The Texas education Agency is moving forward with this year's standardized test and extending the window for selected exams.
”I want the testing, not so much for the rating, but we need to know how our children are doing," said Caldwell ISD superintendent Andrew Peters. "We lost three months last year, and it’s even been tough for the first semester doing a lot of online,”
Grades three through 12 are required to take the state assessment exam, with only few exceptions for those receiving homebound services. Some parents are upset with the TEA's decision.
School districts are looking into how they will assess the exam. For example, Caldwell ISD is looking into remote learning days.
”One of the things we looked at is possibly having our other students that are not taking the test do a at-home learning day," said Peters. "That will reduce our numbers and allow us to spread the kids out.”
Meanwhile Bryan ISD will take advantage of the TEA's extra assessment time by transitioning their students to online testing, which officials say will also give them more flexibility in the number of students they test a day.
”To take advantage of that extended window," said Director of Accountability Research and Assessment for Bryan ISD, Jill Morris. "Then help our students start preparing for the mandate from the state that we be all online by 2023."
The TEA believes this is still a great time to gauge how much students have learned, despite all the challenges.
Administrators like Morris believe standardized testing can use a more holistic approach.
”Standardized testing is a good tool to know where a student is at a single point and time," Morris added. "But it by no means gives you the whole picture of what a student knows.”
According to Peters, there are still about 45 students in his school district practicing remote learning. Those students will need to go to their campus, or as the TEA announced, find an alternative testing site.
If remote high school students refuse to take the exam, they will receive a score code of zero, holding them back academically. This wasn’t the case last year when the pandemic first hit.
”If the kid took the course, they didn’t have to take the test and they will never have to take the test. Those kids were protected for the rest of their high school career," Peters said. "Everybody expected that this year, and that did not happen."
Although high school seniors must take the exam to graduate, the TEA announced in early January that all A-F ratings for school districts have been placed on pause.

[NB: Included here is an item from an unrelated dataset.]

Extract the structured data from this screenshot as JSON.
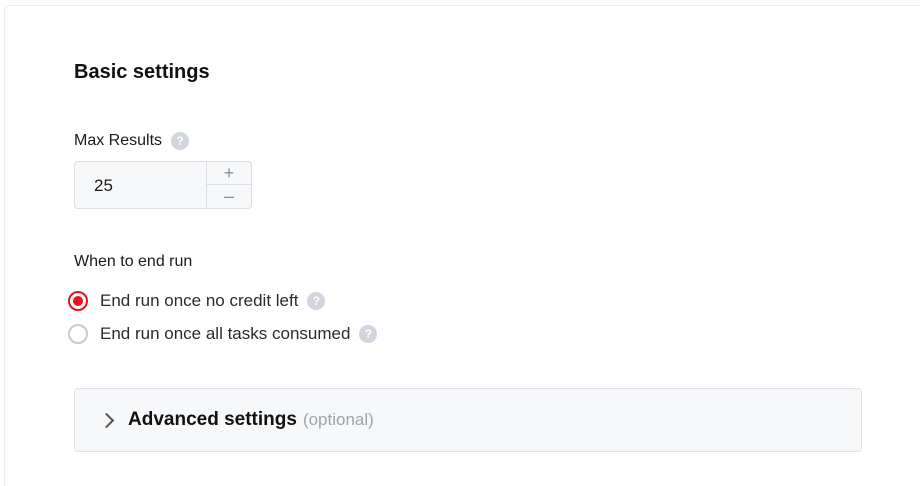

In the TEA’s guidance released for the spring 2021 state assessment, officials emphasized social distancing on campuses, as well as providing waivers for districts who are unable to follow local health protocols, allowing students to remote learn on days they're not scheduled for an exam.